TASK INSTRUCTIONS: The exercise calls for every entry that follows to be repeated exactly.

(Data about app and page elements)
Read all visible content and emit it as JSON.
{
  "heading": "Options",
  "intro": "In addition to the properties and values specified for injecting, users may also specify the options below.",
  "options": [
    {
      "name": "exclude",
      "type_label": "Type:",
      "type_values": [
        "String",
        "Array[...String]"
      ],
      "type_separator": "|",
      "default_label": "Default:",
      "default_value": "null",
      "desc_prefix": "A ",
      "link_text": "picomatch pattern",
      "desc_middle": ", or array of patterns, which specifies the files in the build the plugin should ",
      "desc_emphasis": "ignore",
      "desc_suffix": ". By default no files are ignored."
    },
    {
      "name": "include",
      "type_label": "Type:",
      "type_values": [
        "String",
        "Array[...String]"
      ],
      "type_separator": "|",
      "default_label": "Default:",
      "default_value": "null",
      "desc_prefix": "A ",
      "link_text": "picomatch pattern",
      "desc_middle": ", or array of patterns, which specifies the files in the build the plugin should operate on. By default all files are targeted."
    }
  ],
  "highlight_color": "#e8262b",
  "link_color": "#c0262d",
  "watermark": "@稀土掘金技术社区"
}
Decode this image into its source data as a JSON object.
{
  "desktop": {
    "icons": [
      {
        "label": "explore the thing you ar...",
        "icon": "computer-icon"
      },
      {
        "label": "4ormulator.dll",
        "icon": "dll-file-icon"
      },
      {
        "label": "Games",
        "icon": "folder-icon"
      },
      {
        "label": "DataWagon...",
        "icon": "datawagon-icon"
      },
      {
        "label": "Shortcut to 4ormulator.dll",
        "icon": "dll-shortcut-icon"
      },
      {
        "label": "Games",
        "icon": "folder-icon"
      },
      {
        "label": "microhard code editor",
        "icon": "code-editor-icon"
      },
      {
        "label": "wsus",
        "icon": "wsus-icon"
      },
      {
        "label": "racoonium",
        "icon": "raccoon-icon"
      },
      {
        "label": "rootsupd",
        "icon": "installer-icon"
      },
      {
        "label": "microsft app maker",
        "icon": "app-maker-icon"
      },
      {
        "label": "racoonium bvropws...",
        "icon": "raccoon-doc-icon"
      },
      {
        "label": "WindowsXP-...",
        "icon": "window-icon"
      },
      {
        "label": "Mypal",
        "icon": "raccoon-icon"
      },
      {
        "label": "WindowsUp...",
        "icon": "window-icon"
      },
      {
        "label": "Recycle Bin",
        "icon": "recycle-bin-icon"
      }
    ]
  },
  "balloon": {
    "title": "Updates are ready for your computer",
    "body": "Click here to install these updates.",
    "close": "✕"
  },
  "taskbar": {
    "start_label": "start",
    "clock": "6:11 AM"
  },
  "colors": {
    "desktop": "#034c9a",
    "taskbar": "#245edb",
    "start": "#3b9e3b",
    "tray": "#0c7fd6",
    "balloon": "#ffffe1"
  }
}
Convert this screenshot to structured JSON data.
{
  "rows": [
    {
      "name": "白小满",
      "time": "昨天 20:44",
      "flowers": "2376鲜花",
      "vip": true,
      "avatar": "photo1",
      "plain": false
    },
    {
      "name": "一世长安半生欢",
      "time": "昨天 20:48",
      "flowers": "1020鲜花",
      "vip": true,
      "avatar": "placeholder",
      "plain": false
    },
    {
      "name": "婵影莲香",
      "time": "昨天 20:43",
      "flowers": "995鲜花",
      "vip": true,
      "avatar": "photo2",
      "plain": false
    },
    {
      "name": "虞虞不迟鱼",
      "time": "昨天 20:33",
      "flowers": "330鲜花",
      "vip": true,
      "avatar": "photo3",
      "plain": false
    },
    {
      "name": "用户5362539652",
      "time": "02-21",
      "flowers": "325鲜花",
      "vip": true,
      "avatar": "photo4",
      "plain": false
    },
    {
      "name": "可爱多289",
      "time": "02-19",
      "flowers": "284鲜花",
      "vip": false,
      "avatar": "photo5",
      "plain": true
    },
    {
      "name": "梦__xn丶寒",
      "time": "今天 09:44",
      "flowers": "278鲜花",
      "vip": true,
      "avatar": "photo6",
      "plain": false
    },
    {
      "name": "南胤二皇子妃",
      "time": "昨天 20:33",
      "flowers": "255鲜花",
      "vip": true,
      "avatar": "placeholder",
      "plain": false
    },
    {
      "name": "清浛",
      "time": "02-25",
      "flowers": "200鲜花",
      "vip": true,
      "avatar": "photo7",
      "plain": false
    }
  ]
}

SOLUTION TO THIS EXERCISE:
Read all visible content and emit it as JSON.
{
  "heading": "Options",
  "intro": "In addition to the properties and values specified for injecting, users may also specify the options below.",
  "options": [
    {
      "name": "exclude",
      "type_label": "Type:",
      "type_values": [
        "String",
        "Array[...String]"
      ],
      "type_separator": "|",
      "default_label": "Default:",
      "default_value": "null",
      "desc_prefix": "A ",
      "link_text": "picomatch pattern",
      "desc_middle": ", or array of patterns, which specifies the files in the build the plugin should ",
      "desc_emphasis": "ignore",
      "desc_suffix": ". By default no files are ignored."
    },
    {
      "name": "include",
      "type_label": "Type:",
      "type_values": [
        "String",
        "Array[...String]"
      ],
      "type_separator": "|",
      "default_label": "Default:",
      "default_value": "null",
      "desc_prefix": "A ",
      "link_text": "picomatch pattern",
      "desc_middle": ", or array of patterns, which specifies the files in the build the plugin should operate on. By default all files are targeted."
    }
  ],
  "highlight_color": "#e8262b",
  "link_color": "#c0262d",
  "watermark": "@稀土掘金技术社区"
}
Decode this image into its source data as a JSON object.
{
  "desktop": {
    "icons": [
      {
        "label": "explore the thing you ar...",
        "icon": "computer-icon"
      },
      {
        "label": "4ormulator.dll",
        "icon": "dll-file-icon"
      },
      {
        "label": "Games",
        "icon": "folder-icon"
      },
      {
        "label": "DataWagon...",
        "icon": "datawagon-icon"
      },
      {
        "label": "Shortcut to 4ormulator.dll",
        "icon": "dll-shortcut-icon"
      },
      {
        "label": "Games",
        "icon": "folder-icon"
      },
      {
        "label": "microhard code editor",
        "icon": "code-editor-icon"
      },
      {
        "label": "wsus",
        "icon": "wsus-icon"
      },
      {
        "label": "racoonium",
        "icon": "raccoon-icon"
      },
      {
        "label": "rootsupd",
        "icon": "installer-icon"
      },
      {
        "label": "microsft app maker",
        "icon": "app-maker-icon"
      },
      {
        "label": "racoonium bvropws...",
        "icon": "raccoon-doc-icon"
      },
      {
        "label": "WindowsXP-...",
        "icon": "window-icon"
      },
      {
        "label": "Mypal",
        "icon": "raccoon-icon"
      },
      {
        "label": "WindowsUp...",
        "icon": "window-icon"
      },
      {
        "label": "Recycle Bin",
        "icon": "recycle-bin-icon"
      }
    ]
  },
  "balloon": {
    "title": "Updates are ready for your computer",
    "body": "Click here to install these updates.",
    "close": "✕"
  },
  "taskbar": {
    "start_label": "start",
    "clock": "6:11 AM"
  },
  "colors": {
    "desktop": "#034c9a",
    "taskbar": "#245edb",
    "start": "#3b9e3b",
    "tray": "#0c7fd6",
    "balloon": "#ffffe1"
  }
}
Convert this screenshot to structured JSON data.
{
  "rows": [
    {
      "name": "白小满",
      "time": "昨天 20:44",
      "flowers": "2376鲜花",
      "vip": true,
      "avatar": "photo1",
      "plain": false
    },
    {
      "name": "一世长安半生欢",
      "time": "昨天 20:48",
      "flowers": "1020鲜花",
      "vip": true,
      "avatar": "placeholder",
      "plain": false
    },
    {
      "name": "婵影莲香",
      "time": "昨天 20:43",
      "flowers": "995鲜花",
      "vip": true,
      "avatar": "photo2",
      "plain": false
    },
    {
      "name": "虞虞不迟鱼",
      "time": "昨天 20:33",
      "flowers": "330鲜花",
      "vip": true,
      "avatar": "photo3",
      "plain": false
    },
    {
      "name": "用户5362539652",
      "time": "02-21",
      "flowers": "325鲜花",
      "vip": true,
      "avatar": "photo4",
      "plain": false
    },
    {
      "name": "可爱多289",
      "time": "02-19",
      "flowers": "284鲜花",
      "vip": false,
      "avatar": "photo5",
      "plain": true
    },
    {
      "name": "梦__xn丶寒",
      "time": "今天 09:44",
      "flowers": "278鲜花",
      "vip": true,
      "avatar": "photo6",
      "plain": false
    },
    {
      "name": "南胤二皇子妃",
      "time": "昨天 20:33",
      "flowers": "255鲜花",
      "vip": true,
      "avatar": "placeholder",
      "plain": false
    },
    {
      "name": "清浛",
      "time": "02-25",
      "flowers": "200鲜花",
      "vip": true,
      "avatar": "photo7",
      "plain": false
    }
  ]
}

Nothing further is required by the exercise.